We’re tempted to call the Harlem Renaissance a golden age of African-American music, which begs the question: Has there been a dry period for that music since the beginning of the 20th century? Jubilee Theatre is staging Bubbling Brown Sugar, Loften Mitchell’s 1975 musical revue paying tribute to that era of music, and as usual with Jubilee’s musical productions, it’s not to be missed.

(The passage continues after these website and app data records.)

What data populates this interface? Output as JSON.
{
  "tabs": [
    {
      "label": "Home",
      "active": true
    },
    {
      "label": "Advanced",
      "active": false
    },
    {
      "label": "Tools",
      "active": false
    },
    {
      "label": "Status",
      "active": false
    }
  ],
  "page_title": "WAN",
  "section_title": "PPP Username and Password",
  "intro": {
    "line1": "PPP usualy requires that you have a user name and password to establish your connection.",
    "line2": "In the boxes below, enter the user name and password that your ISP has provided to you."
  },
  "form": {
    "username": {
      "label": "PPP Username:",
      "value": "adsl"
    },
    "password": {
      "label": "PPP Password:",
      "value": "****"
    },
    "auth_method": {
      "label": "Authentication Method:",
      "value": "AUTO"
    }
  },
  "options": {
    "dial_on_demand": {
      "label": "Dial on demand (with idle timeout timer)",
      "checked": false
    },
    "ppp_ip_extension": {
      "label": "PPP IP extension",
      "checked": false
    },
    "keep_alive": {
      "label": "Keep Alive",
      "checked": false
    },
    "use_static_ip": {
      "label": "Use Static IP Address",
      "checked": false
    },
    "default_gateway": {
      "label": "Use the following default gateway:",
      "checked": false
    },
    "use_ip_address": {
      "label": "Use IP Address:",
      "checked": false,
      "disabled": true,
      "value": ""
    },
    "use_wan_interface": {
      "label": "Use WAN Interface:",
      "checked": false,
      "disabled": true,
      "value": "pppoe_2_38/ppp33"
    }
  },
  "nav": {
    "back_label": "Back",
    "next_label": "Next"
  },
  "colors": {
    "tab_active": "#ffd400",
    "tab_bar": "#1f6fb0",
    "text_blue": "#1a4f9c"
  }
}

The revue includes a dance number, “Bill Robinson Special,” paying tribute to the peerless elegance and control of the legendary tap dancer nicknamed “Bojangles.” Most of the evening, however, is given over to the songs of early jazz masters. The dry-wine mastery of Duke Ellington is demonstrated in the likes of “Sophisticated Lady” and “It Don’t Mean a Thing (If It Ain’t Got That Swing).” Against that is the raucous energy of Cab Calloway’s “Jim Jam Jumpin’ Jive,” the sweetness of Billie Holiday’s “God Bless the Child,” and the rough but soaring qualities of the spirituals that informed those early stompers at the Savoy. There’s a great deal of historical value in this show, but you’ll probably be too busy tapping your feet to take notice.
Bubbling Brown Sugar runs Mar 22-Apr 28 at Jubilee Theatre, 506 Main St, FW. Tickets are $24-34. Call 817-338-4411.